Imperial Malaia Garnet - GIA Letter #2

International Importers of Quality Gemstones
Specializing in Fine Faceted Colored Gemstones
272 Broadway #732
Methuen, MA 01844

March 5, 1999

GIA Gem ID Lab
5355 Armada Drive
Carlsbad, CA 92008
Attn: Shane McClure

Dear Shane:

I just wanted to mention a few things that you might find of interest. I enjoyed the article on the Imperial Malaia Garnet from Madagascar that was written, and my stone that was used for the article photographed nicely. Actually, I believe that I was the one who first termed the phrase Imperial Malaia for this material since others were calling it Imperial and others simply Malaia. There is a another deposit within the same country which is producing what Margit Thorndal is calling Champagne garnet, but this is definitely a different type than the stone you photographed. What makes the Imperial Malaia garnet unique is three of it's properties which other garnets from the same area and from East Africa just don't possess - that is, a pale to medium color of peachy orange under fluorescent light and reddish highlights and a deeper orange body under incandescent lights; an RI of 1.76 and most importantly, high anomalous refraction, which makes it look very dichroic.

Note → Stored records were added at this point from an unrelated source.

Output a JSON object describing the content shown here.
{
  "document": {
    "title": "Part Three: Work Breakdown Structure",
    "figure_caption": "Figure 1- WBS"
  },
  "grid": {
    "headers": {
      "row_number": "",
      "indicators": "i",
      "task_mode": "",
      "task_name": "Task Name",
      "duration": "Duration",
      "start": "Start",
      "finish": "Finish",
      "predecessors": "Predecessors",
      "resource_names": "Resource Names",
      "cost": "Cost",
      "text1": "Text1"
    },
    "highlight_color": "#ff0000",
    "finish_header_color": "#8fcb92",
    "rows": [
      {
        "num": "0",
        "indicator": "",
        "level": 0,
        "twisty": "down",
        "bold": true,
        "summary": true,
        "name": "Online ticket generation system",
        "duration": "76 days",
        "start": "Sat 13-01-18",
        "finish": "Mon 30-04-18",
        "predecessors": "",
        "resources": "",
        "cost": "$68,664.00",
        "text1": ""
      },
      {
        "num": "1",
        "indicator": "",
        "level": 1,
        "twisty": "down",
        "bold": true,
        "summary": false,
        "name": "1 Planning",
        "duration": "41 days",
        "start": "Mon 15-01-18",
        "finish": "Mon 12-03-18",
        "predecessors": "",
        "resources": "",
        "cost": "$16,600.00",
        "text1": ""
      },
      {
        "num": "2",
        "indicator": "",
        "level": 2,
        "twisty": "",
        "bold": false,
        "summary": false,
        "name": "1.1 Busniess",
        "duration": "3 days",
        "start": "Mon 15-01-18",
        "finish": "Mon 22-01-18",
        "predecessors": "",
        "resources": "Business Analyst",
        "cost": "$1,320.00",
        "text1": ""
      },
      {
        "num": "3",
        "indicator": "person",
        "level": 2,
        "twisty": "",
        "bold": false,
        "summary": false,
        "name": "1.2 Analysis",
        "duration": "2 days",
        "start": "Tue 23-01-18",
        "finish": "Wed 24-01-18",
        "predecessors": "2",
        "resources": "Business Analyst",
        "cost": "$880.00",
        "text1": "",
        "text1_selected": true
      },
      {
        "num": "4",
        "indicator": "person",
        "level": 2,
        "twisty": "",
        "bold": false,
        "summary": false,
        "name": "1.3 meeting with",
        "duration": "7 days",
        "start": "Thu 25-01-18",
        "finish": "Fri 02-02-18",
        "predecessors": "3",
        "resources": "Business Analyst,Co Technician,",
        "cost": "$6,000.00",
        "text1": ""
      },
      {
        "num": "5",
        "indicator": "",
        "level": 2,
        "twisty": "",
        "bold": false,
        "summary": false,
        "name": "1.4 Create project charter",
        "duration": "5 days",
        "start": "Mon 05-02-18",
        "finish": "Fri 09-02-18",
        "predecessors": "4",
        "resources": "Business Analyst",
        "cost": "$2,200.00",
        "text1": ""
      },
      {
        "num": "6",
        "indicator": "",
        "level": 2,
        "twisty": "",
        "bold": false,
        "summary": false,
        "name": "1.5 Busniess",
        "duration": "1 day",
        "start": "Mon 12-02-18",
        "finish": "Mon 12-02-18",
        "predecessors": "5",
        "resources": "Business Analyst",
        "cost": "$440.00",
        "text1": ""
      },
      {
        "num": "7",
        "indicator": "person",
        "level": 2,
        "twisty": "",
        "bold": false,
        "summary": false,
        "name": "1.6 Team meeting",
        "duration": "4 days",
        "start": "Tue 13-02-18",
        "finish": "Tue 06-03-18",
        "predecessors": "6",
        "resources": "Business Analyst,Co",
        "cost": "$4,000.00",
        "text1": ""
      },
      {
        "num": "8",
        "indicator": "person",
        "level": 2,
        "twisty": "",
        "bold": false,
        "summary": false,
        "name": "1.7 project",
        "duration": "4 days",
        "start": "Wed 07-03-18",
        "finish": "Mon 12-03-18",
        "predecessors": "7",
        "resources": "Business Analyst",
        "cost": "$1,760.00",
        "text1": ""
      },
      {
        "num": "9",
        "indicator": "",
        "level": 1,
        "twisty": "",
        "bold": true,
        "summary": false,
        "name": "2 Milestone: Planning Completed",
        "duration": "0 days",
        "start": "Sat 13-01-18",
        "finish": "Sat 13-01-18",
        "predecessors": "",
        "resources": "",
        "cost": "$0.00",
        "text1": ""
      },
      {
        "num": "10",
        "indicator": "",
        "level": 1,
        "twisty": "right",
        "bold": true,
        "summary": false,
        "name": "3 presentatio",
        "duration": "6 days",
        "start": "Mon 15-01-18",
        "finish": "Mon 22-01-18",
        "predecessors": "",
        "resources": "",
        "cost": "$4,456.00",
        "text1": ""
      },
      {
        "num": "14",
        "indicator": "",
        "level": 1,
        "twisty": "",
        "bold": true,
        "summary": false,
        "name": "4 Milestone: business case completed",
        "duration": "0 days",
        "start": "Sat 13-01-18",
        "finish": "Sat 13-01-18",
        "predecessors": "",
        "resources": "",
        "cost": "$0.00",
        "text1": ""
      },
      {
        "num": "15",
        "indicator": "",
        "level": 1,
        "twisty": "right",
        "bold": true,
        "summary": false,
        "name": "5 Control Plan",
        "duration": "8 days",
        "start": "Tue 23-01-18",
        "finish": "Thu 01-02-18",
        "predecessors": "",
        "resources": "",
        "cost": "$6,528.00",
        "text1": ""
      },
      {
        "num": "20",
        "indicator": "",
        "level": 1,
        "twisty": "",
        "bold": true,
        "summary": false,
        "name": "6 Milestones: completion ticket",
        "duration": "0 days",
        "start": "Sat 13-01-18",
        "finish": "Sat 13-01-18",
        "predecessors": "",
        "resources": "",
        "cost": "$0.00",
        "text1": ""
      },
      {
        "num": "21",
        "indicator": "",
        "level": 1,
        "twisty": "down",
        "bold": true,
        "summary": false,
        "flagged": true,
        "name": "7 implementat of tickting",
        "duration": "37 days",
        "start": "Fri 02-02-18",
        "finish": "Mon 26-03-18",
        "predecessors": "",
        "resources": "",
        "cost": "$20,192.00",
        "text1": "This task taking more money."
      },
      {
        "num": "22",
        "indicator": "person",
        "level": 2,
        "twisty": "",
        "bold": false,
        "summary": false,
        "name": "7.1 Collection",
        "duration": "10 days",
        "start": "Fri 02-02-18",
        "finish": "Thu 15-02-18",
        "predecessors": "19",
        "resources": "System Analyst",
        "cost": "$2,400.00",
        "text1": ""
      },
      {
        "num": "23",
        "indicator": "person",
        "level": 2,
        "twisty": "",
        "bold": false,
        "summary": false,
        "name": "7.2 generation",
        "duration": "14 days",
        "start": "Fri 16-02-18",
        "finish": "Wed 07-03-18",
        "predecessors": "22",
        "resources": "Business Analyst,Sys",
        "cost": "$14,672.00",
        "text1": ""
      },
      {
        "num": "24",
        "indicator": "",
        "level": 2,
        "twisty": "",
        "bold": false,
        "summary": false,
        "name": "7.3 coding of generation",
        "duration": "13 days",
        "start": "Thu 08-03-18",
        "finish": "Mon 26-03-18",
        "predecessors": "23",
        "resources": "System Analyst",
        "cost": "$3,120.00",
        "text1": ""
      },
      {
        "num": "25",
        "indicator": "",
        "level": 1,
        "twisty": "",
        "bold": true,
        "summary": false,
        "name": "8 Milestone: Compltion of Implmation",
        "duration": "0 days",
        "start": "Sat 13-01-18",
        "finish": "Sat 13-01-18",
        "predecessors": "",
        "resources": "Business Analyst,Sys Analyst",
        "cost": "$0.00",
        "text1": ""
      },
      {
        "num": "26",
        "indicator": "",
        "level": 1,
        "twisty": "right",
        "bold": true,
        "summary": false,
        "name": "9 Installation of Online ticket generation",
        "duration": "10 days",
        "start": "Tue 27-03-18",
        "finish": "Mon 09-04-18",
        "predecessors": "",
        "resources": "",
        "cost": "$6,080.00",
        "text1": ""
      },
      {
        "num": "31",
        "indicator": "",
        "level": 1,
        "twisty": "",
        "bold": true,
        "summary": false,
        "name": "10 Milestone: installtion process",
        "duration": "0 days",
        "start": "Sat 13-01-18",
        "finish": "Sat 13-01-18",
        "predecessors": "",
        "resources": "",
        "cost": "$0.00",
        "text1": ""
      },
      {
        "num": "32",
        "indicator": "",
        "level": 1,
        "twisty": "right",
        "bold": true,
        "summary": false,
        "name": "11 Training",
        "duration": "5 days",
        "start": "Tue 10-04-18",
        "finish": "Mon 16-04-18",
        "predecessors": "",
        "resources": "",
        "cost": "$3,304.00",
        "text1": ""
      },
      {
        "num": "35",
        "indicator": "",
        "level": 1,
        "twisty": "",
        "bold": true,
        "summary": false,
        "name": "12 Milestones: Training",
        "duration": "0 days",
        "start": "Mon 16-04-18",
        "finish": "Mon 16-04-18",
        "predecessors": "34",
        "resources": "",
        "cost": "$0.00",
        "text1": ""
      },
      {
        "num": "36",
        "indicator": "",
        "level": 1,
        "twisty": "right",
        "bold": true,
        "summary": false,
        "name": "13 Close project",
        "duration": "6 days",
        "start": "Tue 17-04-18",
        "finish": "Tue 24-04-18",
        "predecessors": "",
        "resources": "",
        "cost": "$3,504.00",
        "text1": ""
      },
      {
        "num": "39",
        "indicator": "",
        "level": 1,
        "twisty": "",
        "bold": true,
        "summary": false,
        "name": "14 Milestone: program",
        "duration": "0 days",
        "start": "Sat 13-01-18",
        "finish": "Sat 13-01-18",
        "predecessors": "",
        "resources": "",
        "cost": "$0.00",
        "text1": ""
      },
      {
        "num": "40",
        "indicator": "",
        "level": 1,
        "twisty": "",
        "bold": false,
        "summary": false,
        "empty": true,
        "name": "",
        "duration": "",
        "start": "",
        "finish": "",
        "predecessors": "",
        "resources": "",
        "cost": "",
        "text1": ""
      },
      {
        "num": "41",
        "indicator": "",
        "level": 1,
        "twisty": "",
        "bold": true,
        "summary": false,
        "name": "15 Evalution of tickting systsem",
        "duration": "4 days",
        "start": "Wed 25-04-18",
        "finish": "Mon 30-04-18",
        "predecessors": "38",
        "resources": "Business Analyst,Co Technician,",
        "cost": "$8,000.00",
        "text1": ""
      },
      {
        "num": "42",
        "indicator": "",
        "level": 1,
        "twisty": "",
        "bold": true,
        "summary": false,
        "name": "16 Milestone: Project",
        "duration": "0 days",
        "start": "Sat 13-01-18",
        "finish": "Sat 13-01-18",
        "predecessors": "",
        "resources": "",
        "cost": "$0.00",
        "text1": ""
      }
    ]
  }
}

I have recently purchased garnets purported to be "Imperial Garnet" but this material is not the material that I am familiar with and that is pictured and described in the article. It may have come from the same locality and look somewhat similar in color to the original Imperial Malaia. These recently purchased 8 stones of Imperial garnet, though nice and a very pleasing rosy to light orange color, have an index of refraction of 1.74 and not 1.76, and the anomalous refraction does not exist. I must admit that there were two stones of 1.76 RI, but these were essentially indistinguishable from those of RI 1.74. This, therefore, is not the same material, and as I was quoted in the article, this material is quite uncommon and rare when over 1 ct and eye clean. I only know of one dealer who truly has obtained this material in the past.

I have just purchased 3 small pieces of rough which is now currently in cutting. There are a few larger stones available from the original source, but this is basically all that has been coming from this deposit. The company who sold me the 8 faceted stones recently was the same company that purchased the original rough parcel and they coined the term Imperial Garnet, but the material from the first parcel is definitely different from other parcels seen. I do not believe they recognize the difference. The company importing the material is different from the company that is selling these Imperial Garnet stones. The first parcel contained a few kilos of rough but subsequent parcels consisted of a few faceted stones rarely over a carat or so. Another major difference between my recently purchased stones and the original material, is the lack of any of the black plate-like inclusions which is a tell tale sign. Usually, these inclusions are available when viewed via a loop and this newly purchased faceted stones are clean.

To recap the story of Imperial Malaia I first saw it from one business dealing in Madagascar. They called it Malaia. I picked through a parcel of a few kilos and only found about 4 pieces that would cut 2-4ct stones that were essentially eye clean (most other pieces were not only small but had black inclusions). A few others also probably got some samples of this material. The bulk of the parcel was purchased by a company who cut some of the material and named it based on the color of the cut material - Imperial Garnet. This company has said that other material was purchased from the same source, and that my latest faceted pieces came from the newer parcels - note that the RI is 1.74 (for most of the pieces) instead of 1.76 (reference G&G article, the photographed stone came from the original source I purchased the rough from and the black platelets are present), there really is no anomalous refraction, but there is an interesting color shift from a rosy pink to beigy tan. Champagne garnet seems to be a fairly constant color (not much of a color shift if any) coming from another dealer who created the term Champage garnet - the color is similar to champage (a beige color). I termed the phrase Imperial Malaia to indicate the color and what garnet group dealers thought it would most likely fall into. This story is quite convoluted!

Do you have any idea when an article on my Mali garnet with the orange crown and Tsavorite colored pavillion will be written up in G&G?

Also, I had sent a small piece of polished garnet along with the other pieces for you to look at. Did you or your colleagues look at this and determine which group of the garnet species this fell into? I was curious to know if it was Rhodolite, Malaia, Spessartite, etc.

I am including a list of other stones that you might have an interest in examining. I have also found a 2.5+ct emerald cut sapphire/ruby - a wonderfully bright Kashmir-like blue (with parallell zoning) and a light pink, about a 60/40 split. This might be of interest to your readers:

7.6+ct color change sapphire
(Kashmir Blue to Purple, over 50 years old, recut, origin is Sri Lanka). Christie's
said it was the finest they had seen.

A 500ct Watermelon Slice (6-8mm thick) from the 1972 Newry Maine Tourmaline
Strike - Carl Francis of the Harvard Gemological Museum indicated to me in 1994
that it was the best watermelon slice that he had seen.

A 21+ct U.S. faceted Neon Apatite, eye clean, super cutting, super color - superb
and a museum piece

If I can be of assistance by sending any of these pieces to you, please do not hesitate to contact me.


L. Allen Brown
Gemologist - GIA
All That Glitters